As perhaps the most widespread and one of the worst examples: Stock market daily-change charts. Most stock-market quick charts I see are about as bad as they can get, as the axis and scale are always designed to make the day’s movement–no matter how minor–take up the full chart. The only leavening factor is that most charts are hour-by-hour during the day.
Yes, I know, given that stock charts tend to be fairly small, they’d be too boring to even publish if they used zero axes, and excitement usually trumps meaningfulness. Such are media.
I believe I could do both derivative and longitudinal studies (and I hear some minds snapping shut right there–“derivative” in this case is things like circulation per capita or calculated return on investment; “longitudinal” is looking at change over time) that would be honest, transparent, and written well enough to be usable by librarians who are nervous about numbers–but perhaps not by those who are “anti-numerate” rather than just innumerate.
I know there are interesting numbers that I don’t believe are well-reported.
I suspect that one issue in getting librarians to pay attention to numbers might be that some of the best reports–including those from IMLS (although they’re prone to non-zero axes)–are overwhelming. A 230-page PDF may be what’s needed to report properly, but that’s huge.
I wonder whether librarians would be well-served by, and would be responsive to, relatively brief reports, one for each state and library size group (the 10 HAPLR divisions work well), that provide some quick longitudinal charts, some information that looks not only at totals and averages but, more usefully (in my opinion), at medians and 80% figures (and the like), and both of those on some derivative measures that could be useful to see where your own library stands. (The brief reports backed up by a clear, honest, transparent description of what’s behind them.)
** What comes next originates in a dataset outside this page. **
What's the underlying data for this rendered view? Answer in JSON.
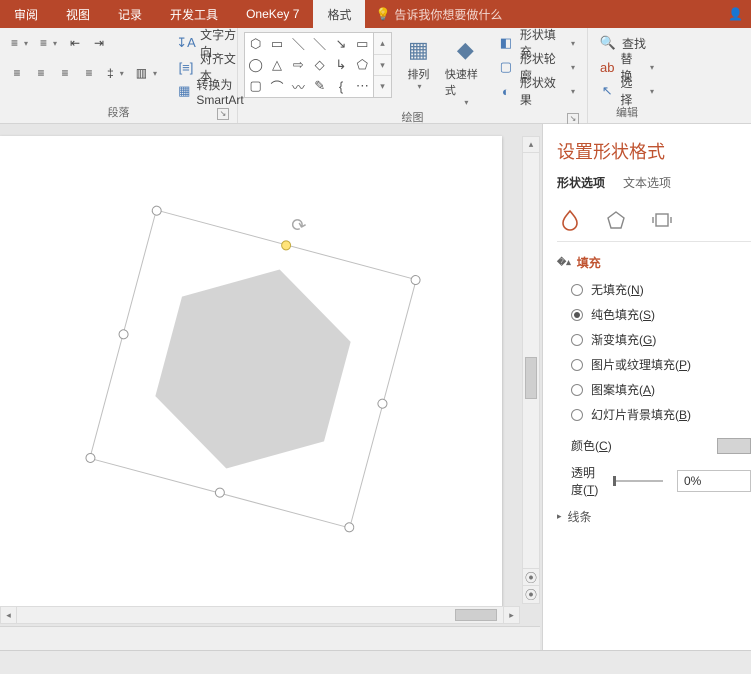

And I think I could do those, and do them well, with clear language supplementing a relatively small number of graphs and even smaller number of tables in each report.
On the other hand…
I wonder whether there’s much demand for this sort of thing.
Using the table of state public library data sources provided by Colorado’s Library Research Service, I clicked through to data for the first 30 or so states. I found a wide variety of results–from Connecticut’s first-rate (but long) reports with strong longitudinal work, Colorado’s excellent (if limited) reporting, California’s very good 5-year longitudinal work and Kentucky’s 25-year graphs and generally solid discussions, to a number of states with no summary reports at all, and a few with no apparent data. I’d say six of the 30 (or so) had some sort of longitudinal data.
And I wonder whether the rest don’t have such reports or data because there’s really no demand for it. (I wonder how many librarians actually read the IMLS reports–you don’t really need to go through the full 200+ pages!)
Not that I don’t see things missing in general–but I come away thinking that there’s really not enough interest to pursue this idea at all.
Am I wrong? If so, and if there’s a path to actual compensation, I’d love to hear about it (via email to waltcrawford at gmail.com–spamments are still averaging >100 per day, so I don’t check them carefully).
Otherwise, well, “Walt, idiot, nobody really wants this, and they certainly won’t pay for it.” Heck, I can tell myself that.
[Note that "nobody wants this" isn't quite the same as "nobody needs this," but it might as well be from my perspective. In either case, I'd be a greater idiot to keep pursuing it.]